▶ **What you need to do**: Write out the entries exactly, leaving out every picture.

_ _ _ _

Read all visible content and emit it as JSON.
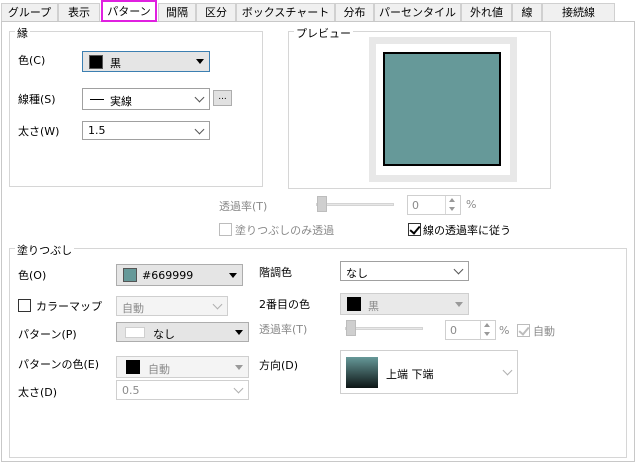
{
  "tabs": [
    {
      "label": "グループ"
    },
    {
      "label": "表示"
    },
    {
      "label": "パターン"
    },
    {
      "label": "間隔"
    },
    {
      "label": "区分"
    },
    {
      "label": "ボックスチャート"
    },
    {
      "label": "分布"
    },
    {
      "label": "パーセンタイル"
    },
    {
      "label": "外れ値"
    },
    {
      "label": "線"
    },
    {
      "label": "接続線"
    }
  ],
  "active_tab": "パターン",
  "border": {
    "group_label": "縁",
    "color_label": "色(C)",
    "color_value": "黒",
    "color_swatch": "#000000",
    "linetype_label": "線種(S)",
    "linetype_value": "実線",
    "linetype_more": "...",
    "width_label": "太さ(W)",
    "width_value": "1.5"
  },
  "preview": {
    "group_label": "プレビュー",
    "fill_color": "#669999",
    "border_color": "#000000"
  },
  "transparency": {
    "label": "透過率(T)",
    "value": "0",
    "unit": "%",
    "level": 0,
    "fill_only_label": "塗りつぶしのみ透過",
    "fill_only_checked": false,
    "follow_line_label": "線の透過率に従う",
    "follow_line_checked": true
  },
  "fill": {
    "group_label": "塗りつぶし",
    "color_label": "色(O)",
    "color_value": "#669999",
    "color_swatch": "#669999",
    "colormap_label": "カラーマップ",
    "colormap_checked": false,
    "colormap_value": "自動",
    "pattern_label": "パターン(P)",
    "pattern_value": "なし",
    "pattern_color_label": "パターンの色(E)",
    "pattern_color_value": "自動",
    "pattern_color_swatch": "#000000",
    "pattern_width_label": "太さ(D)",
    "pattern_width_value": "0.5",
    "gradient_label": "階調色",
    "gradient_value": "なし",
    "second_color_label": "2番目の色",
    "second_color_value": "黒",
    "second_color_swatch": "#000000",
    "transparency_label": "透過率(T)",
    "transparency_value": "0",
    "transparency_unit": "%",
    "transparency_level": 0,
    "auto_label": "自動",
    "auto_checked": true,
    "direction_label": "方向(D)",
    "direction_value": "上端 下端"
  },
  "colors": {
    "tab_highlight": "#e020e0",
    "preview_fill": "#669999"
  }
}
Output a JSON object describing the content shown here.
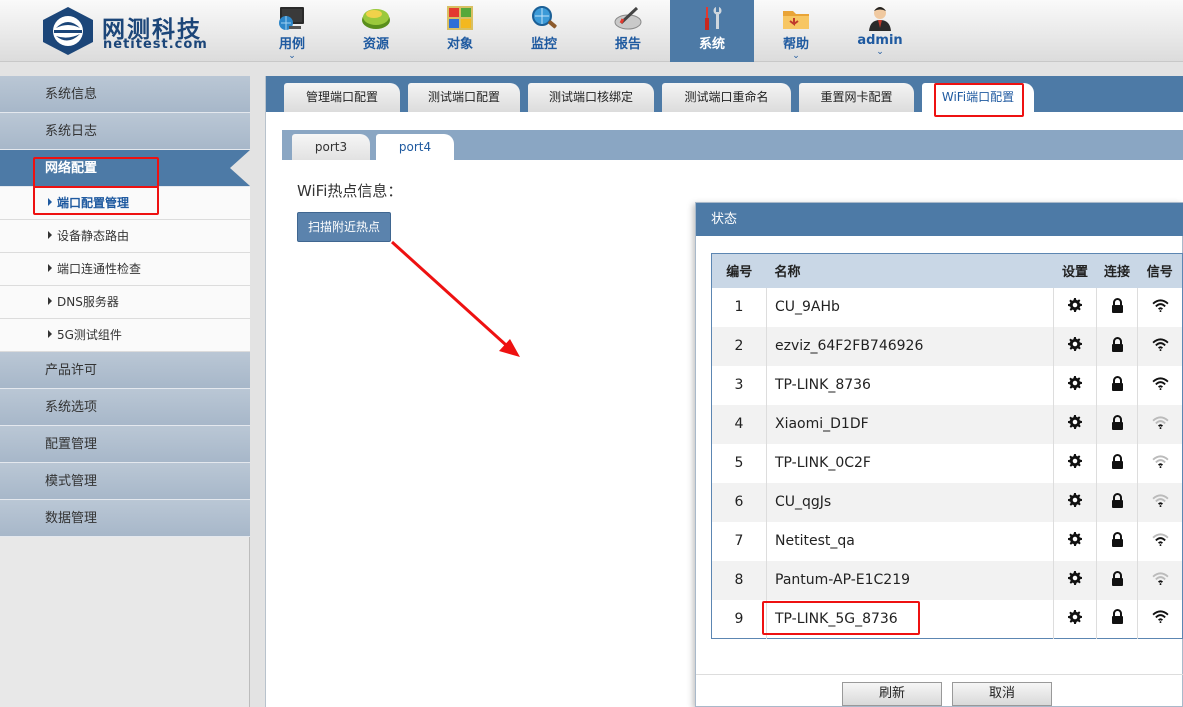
{
  "header": {
    "brand_name": "网测科技",
    "brand_domain": "netitest.com",
    "nav": [
      {
        "label": "用例",
        "icon": "monitor-globe-icon",
        "has_dropdown": true,
        "active": false
      },
      {
        "label": "资源",
        "icon": "resources-oval-icon",
        "has_dropdown": false,
        "active": false
      },
      {
        "label": "对象",
        "icon": "windows-logo-icon",
        "has_dropdown": false,
        "active": false
      },
      {
        "label": "监控",
        "icon": "magnifier-globe-icon",
        "has_dropdown": false,
        "active": false
      },
      {
        "label": "报告",
        "icon": "report-pen-icon",
        "has_dropdown": false,
        "active": false
      },
      {
        "label": "系统",
        "icon": "tools-icon",
        "has_dropdown": false,
        "active": true
      },
      {
        "label": "帮助",
        "icon": "help-folder-icon",
        "has_dropdown": true,
        "active": false
      },
      {
        "label": "admin",
        "icon": "user-avatar-icon",
        "has_dropdown": true,
        "active": false
      }
    ]
  },
  "sidebar": {
    "items": [
      {
        "label": "系统信息"
      },
      {
        "label": "系统日志"
      },
      {
        "label": "网络配置",
        "active": true
      },
      {
        "label": "端口配置管理",
        "sub": true,
        "active": true
      },
      {
        "label": "设备静态路由",
        "sub": true
      },
      {
        "label": "端口连通性检查",
        "sub": true
      },
      {
        "label": "DNS服务器",
        "sub": true
      },
      {
        "label": "5G测试组件",
        "sub": true
      },
      {
        "label": "产品许可"
      },
      {
        "label": "系统选项"
      },
      {
        "label": "配置管理"
      },
      {
        "label": "模式管理"
      },
      {
        "label": "数据管理"
      }
    ]
  },
  "main": {
    "tabs": [
      "管理端口配置",
      "测试端口配置",
      "测试端口核绑定",
      "测试端口重命名",
      "重置网卡配置",
      "WiFi端口配置"
    ],
    "active_tab": "WiFi端口配置",
    "subtabs": [
      "port3",
      "port4"
    ],
    "active_subtab": "port4",
    "wifi_title": "WiFi热点信息：",
    "scan_button": "扫描附近热点"
  },
  "dialog": {
    "title": "状态",
    "columns": [
      "编号",
      "名称",
      "设置",
      "连接",
      "信号"
    ],
    "rows": [
      {
        "num": "1",
        "name": "CU_9AHb",
        "signal": "strong"
      },
      {
        "num": "2",
        "name": "ezviz_64F2FB746926",
        "signal": "strong"
      },
      {
        "num": "3",
        "name": "TP-LINK_8736",
        "signal": "strong"
      },
      {
        "num": "4",
        "name": "Xiaomi_D1DF",
        "signal": "weak"
      },
      {
        "num": "5",
        "name": "TP-LINK_0C2F",
        "signal": "weak"
      },
      {
        "num": "6",
        "name": "CU_qgJs",
        "signal": "weak"
      },
      {
        "num": "7",
        "name": "Netitest_qa",
        "signal": "medium"
      },
      {
        "num": "8",
        "name": "Pantum-AP-E1C219",
        "signal": "weak"
      },
      {
        "num": "9",
        "name": "TP-LINK_5G_8736",
        "signal": "strong"
      }
    ],
    "refresh_button": "刷新",
    "cancel_button": "取消"
  },
  "colors": {
    "accent": "#4d7aa6",
    "annotation": "#ee1111",
    "brand": "#1c4679"
  }
}
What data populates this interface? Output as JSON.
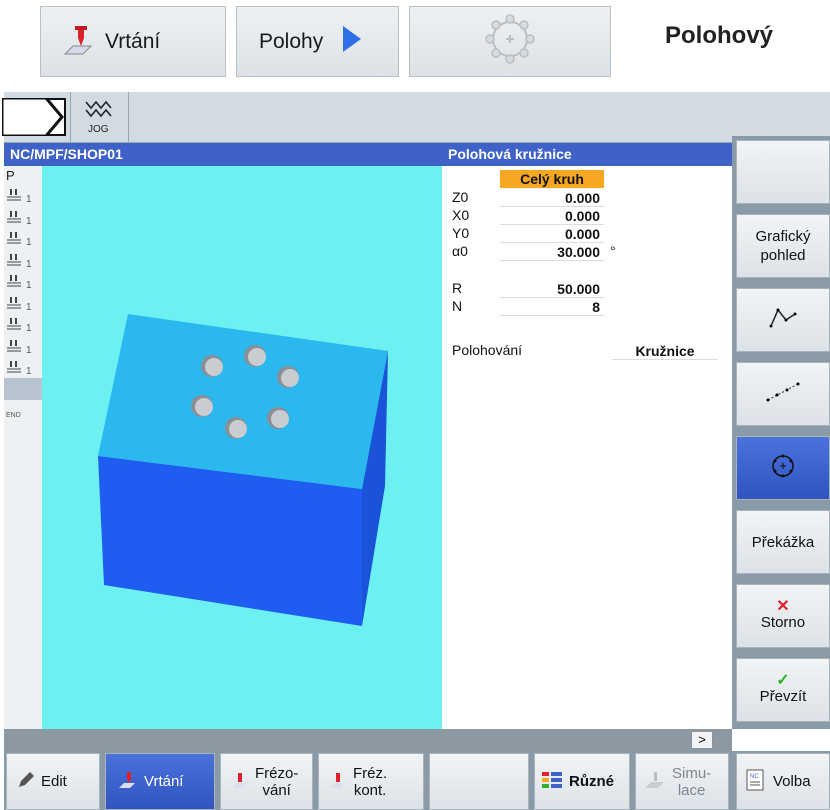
{
  "header": {
    "btn_drilling": "Vrtání",
    "btn_positions": "Polohy",
    "heading": "Polohový"
  },
  "screen": {
    "mode_label": "JOG",
    "path": "NC/MPF/SHOP01",
    "panel_title": "Polohová kružnice",
    "sidebar": {
      "top": "P",
      "items": [
        "1",
        "1",
        "1",
        "1",
        "1",
        "1",
        "1",
        "1",
        "1"
      ],
      "end": "END"
    },
    "params": {
      "type_value": "Celý kruh",
      "rows": [
        {
          "label": "Z0",
          "value": "0.000",
          "unit": ""
        },
        {
          "label": "X0",
          "value": "0.000",
          "unit": ""
        },
        {
          "label": "Y0",
          "value": "0.000",
          "unit": ""
        },
        {
          "label": "α0",
          "value": "30.000",
          "unit": "°"
        },
        {
          "label": "R",
          "value": "50.000",
          "unit": ""
        },
        {
          "label": "N",
          "value": "8",
          "unit": ""
        }
      ],
      "positioning_label": "Polohování",
      "positioning_value": "Kružnice"
    },
    "vertical_softkeys": [
      {
        "label": ""
      },
      {
        "label": "Grafický pohled",
        "line1": "Grafický",
        "line2": "pohled"
      },
      {
        "icon": "polyline-icon"
      },
      {
        "icon": "line-points-icon"
      },
      {
        "icon": "circle-positions-icon",
        "active": true
      },
      {
        "label": "Překážka"
      },
      {
        "label": "Storno",
        "icon": "cancel-x-icon"
      },
      {
        "label": "Převzít",
        "icon": "accept-check-icon"
      }
    ],
    "status_more": ">",
    "horizontal_softkeys": [
      {
        "label": "Edit"
      },
      {
        "label": "Vrtání",
        "active": true
      },
      {
        "line1": "Frézo-",
        "line2": "vání"
      },
      {
        "line1": "Fréz.",
        "line2": "kont."
      },
      {
        "label": ""
      },
      {
        "label": "Různé"
      },
      {
        "line1": "Simu-",
        "line2": "lace"
      },
      {
        "label": "Volba"
      }
    ]
  },
  "colors": {
    "accent_blue": "#3f62c8",
    "view_bg": "#6df0f2",
    "highlight_orange": "#f5a623",
    "block_top": "#2ab8ee",
    "block_front": "#1f5cf0",
    "block_side": "#1a52d8"
  }
}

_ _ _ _

▶ **Finished exercise**:
Read all visible content and emit it as JSON.
{
  "tabs": [
    {
      "label": "グループ"
    },
    {
      "label": "表示"
    },
    {
      "label": "パターン"
    },
    {
      "label": "間隔"
    },
    {
      "label": "区分"
    },
    {
      "label": "ボックスチャート"
    },
    {
      "label": "分布"
    },
    {
      "label": "パーセンタイル"
    },
    {
      "label": "外れ値"
    },
    {
      "label": "線"
    },
    {
      "label": "接続線"
    }
  ],
  "active_tab": "パターン",
  "border": {
    "group_label": "縁",
    "color_label": "色(C)",
    "color_value": "黒",
    "color_swatch": "#000000",
    "linetype_label": "線種(S)",
    "linetype_value": "実線",
    "linetype_more": "...",
    "width_label": "太さ(W)",
    "width_value": "1.5"
  },
  "preview": {
    "group_label": "プレビュー",
    "fill_color": "#669999",
    "border_color": "#000000"
  },
  "transparency": {
    "label": "透過率(T)",
    "value": "0",
    "unit": "%",
    "level": 0,
    "fill_only_label": "塗りつぶしのみ透過",
    "fill_only_checked": false,
    "follow_line_label": "線の透過率に従う",
    "follow_line_checked": true
  },
  "fill": {
    "group_label": "塗りつぶし",
    "color_label": "色(O)",
    "color_value": "#669999",
    "color_swatch": "#669999",
    "colormap_label": "カラーマップ",
    "colormap_checked": false,
    "colormap_value": "自動",
    "pattern_label": "パターン(P)",
    "pattern_value": "なし",
    "pattern_color_label": "パターンの色(E)",
    "pattern_color_value": "自動",
    "pattern_color_swatch": "#000000",
    "pattern_width_label": "太さ(D)",
    "pattern_width_value": "0.5",
    "gradient_label": "階調色",
    "gradient_value": "なし",
    "second_color_label": "2番目の色",
    "second_color_value": "黒",
    "second_color_swatch": "#000000",
    "transparency_label": "透過率(T)",
    "transparency_value": "0",
    "transparency_unit": "%",
    "transparency_level": 0,
    "auto_label": "自動",
    "auto_checked": true,
    "direction_label": "方向(D)",
    "direction_value": "上端 下端"
  },
  "colors": {
    "tab_highlight": "#e020e0",
    "preview_fill": "#669999"
  }
}
Output a JSON object describing the content shown here.
{
  "header": {
    "brand_name": "网测科技",
    "brand_domain": "netitest.com",
    "nav": [
      {
        "label": "用例",
        "icon": "monitor-globe-icon",
        "has_dropdown": true,
        "active": false
      },
      {
        "label": "资源",
        "icon": "resources-oval-icon",
        "has_dropdown": false,
        "active": false
      },
      {
        "label": "对象",
        "icon": "windows-logo-icon",
        "has_dropdown": false,
        "active": false
      },
      {
        "label": "监控",
        "icon": "magnifier-globe-icon",
        "has_dropdown": false,
        "active": false
      },
      {
        "label": "报告",
        "icon": "report-pen-icon",
        "has_dropdown": false,
        "active": false
      },
      {
        "label": "系统",
        "icon": "tools-icon",
        "has_dropdown": false,
        "active": true
      },
      {
        "label": "帮助",
        "icon": "help-folder-icon",
        "has_dropdown": true,
        "active": false
      },
      {
        "label": "admin",
        "icon": "user-avatar-icon",
        "has_dropdown": true,
        "active": false
      }
    ]
  },
  "sidebar": {
    "items": [
      {
        "label": "系统信息"
      },
      {
        "label": "系统日志"
      },
      {
        "label": "网络配置",
        "active": true
      },
      {
        "label": "端口配置管理",
        "sub": true,
        "active": true
      },
      {
        "label": "设备静态路由",
        "sub": true
      },
      {
        "label": "端口连通性检查",
        "sub": true
      },
      {
        "label": "DNS服务器",
        "sub": true
      },
      {
        "label": "5G测试组件",
        "sub": true
      },
      {
        "label": "产品许可"
      },
      {
        "label": "系统选项"
      },
      {
        "label": "配置管理"
      },
      {
        "label": "模式管理"
      },
      {
        "label": "数据管理"
      }
    ]
  },
  "main": {
    "tabs": [
      "管理端口配置",
      "测试端口配置",
      "测试端口核绑定",
      "测试端口重命名",
      "重置网卡配置",
      "WiFi端口配置"
    ],
    "active_tab": "WiFi端口配置",
    "subtabs": [
      "port3",
      "port4"
    ],
    "active_subtab": "port4",
    "wifi_title": "WiFi热点信息：",
    "scan_button": "扫描附近热点"
  },
  "dialog": {
    "title": "状态",
    "columns": [
      "编号",
      "名称",
      "设置",
      "连接",
      "信号"
    ],
    "rows": [
      {
        "num": "1",
        "name": "CU_9AHb",
        "signal": "strong"
      },
      {
        "num": "2",
        "name": "ezviz_64F2FB746926",
        "signal": "strong"
      },
      {
        "num": "3",
        "name": "TP-LINK_8736",
        "signal": "strong"
      },
      {
        "num": "4",
        "name": "Xiaomi_D1DF",
        "signal": "weak"
      },
      {
        "num": "5",
        "name": "TP-LINK_0C2F",
        "signal": "weak"
      },
      {
        "num": "6",
        "name": "CU_qgJs",
        "signal": "weak"
      },
      {
        "num": "7",
        "name": "Netitest_qa",
        "signal": "medium"
      },
      {
        "num": "8",
        "name": "Pantum-AP-E1C219",
        "signal": "weak"
      },
      {
        "num": "9",
        "name": "TP-LINK_5G_8736",
        "signal": "strong"
      }
    ],
    "refresh_button": "刷新",
    "cancel_button": "取消"
  },
  "colors": {
    "accent": "#4d7aa6",
    "annotation": "#ee1111",
    "brand": "#1c4679"
  }
}
What data populates this interface? Output as JSON.
{
  "header": {
    "btn_drilling": "Vrtání",
    "btn_positions": "Polohy",
    "heading": "Polohový"
  },
  "screen": {
    "mode_label": "JOG",
    "path": "NC/MPF/SHOP01",
    "panel_title": "Polohová kružnice",
    "sidebar": {
      "top": "P",
      "items": [
        "1",
        "1",
        "1",
        "1",
        "1",
        "1",
        "1",
        "1",
        "1"
      ],
      "end": "END"
    },
    "params": {
      "type_value": "Celý kruh",
      "rows": [
        {
          "label": "Z0",
          "value": "0.000",
          "unit": ""
        },
        {
          "label": "X0",
          "value": "0.000",
          "unit": ""
        },
        {
          "label": "Y0",
          "value": "0.000",
          "unit": ""
        },
        {
          "label": "α0",
          "value": "30.000",
          "unit": "°"
        },
        {
          "label": "R",
          "value": "50.000",
          "unit": ""
        },
        {
          "label": "N",
          "value": "8",
          "unit": ""
        }
      ],
      "positioning_label": "Polohování",
      "positioning_value": "Kružnice"
    },
    "vertical_softkeys": [
      {
        "label": ""
      },
      {
        "label": "Grafický pohled",
        "line1": "Grafický",
        "line2": "pohled"
      },
      {
        "icon": "polyline-icon"
      },
      {
        "icon": "line-points-icon"
      },
      {
        "icon": "circle-positions-icon",
        "active": true
      },
      {
        "label": "Překážka"
      },
      {
        "label": "Storno",
        "icon": "cancel-x-icon"
      },
      {
        "label": "Převzít",
        "icon": "accept-check-icon"
      }
    ],
    "status_more": ">",
    "horizontal_softkeys": [
      {
        "label": "Edit"
      },
      {
        "label": "Vrtání",
        "active": true
      },
      {
        "line1": "Frézo-",
        "line2": "vání"
      },
      {
        "line1": "Fréz.",
        "line2": "kont."
      },
      {
        "label": ""
      },
      {
        "label": "Různé"
      },
      {
        "line1": "Simu-",
        "line2": "lace"
      },
      {
        "label": "Volba"
      }
    ]
  },
  "colors": {
    "accent_blue": "#3f62c8",
    "view_bg": "#6df0f2",
    "highlight_orange": "#f5a623",
    "block_top": "#2ab8ee",
    "block_front": "#1f5cf0",
    "block_side": "#1a52d8"
  }
}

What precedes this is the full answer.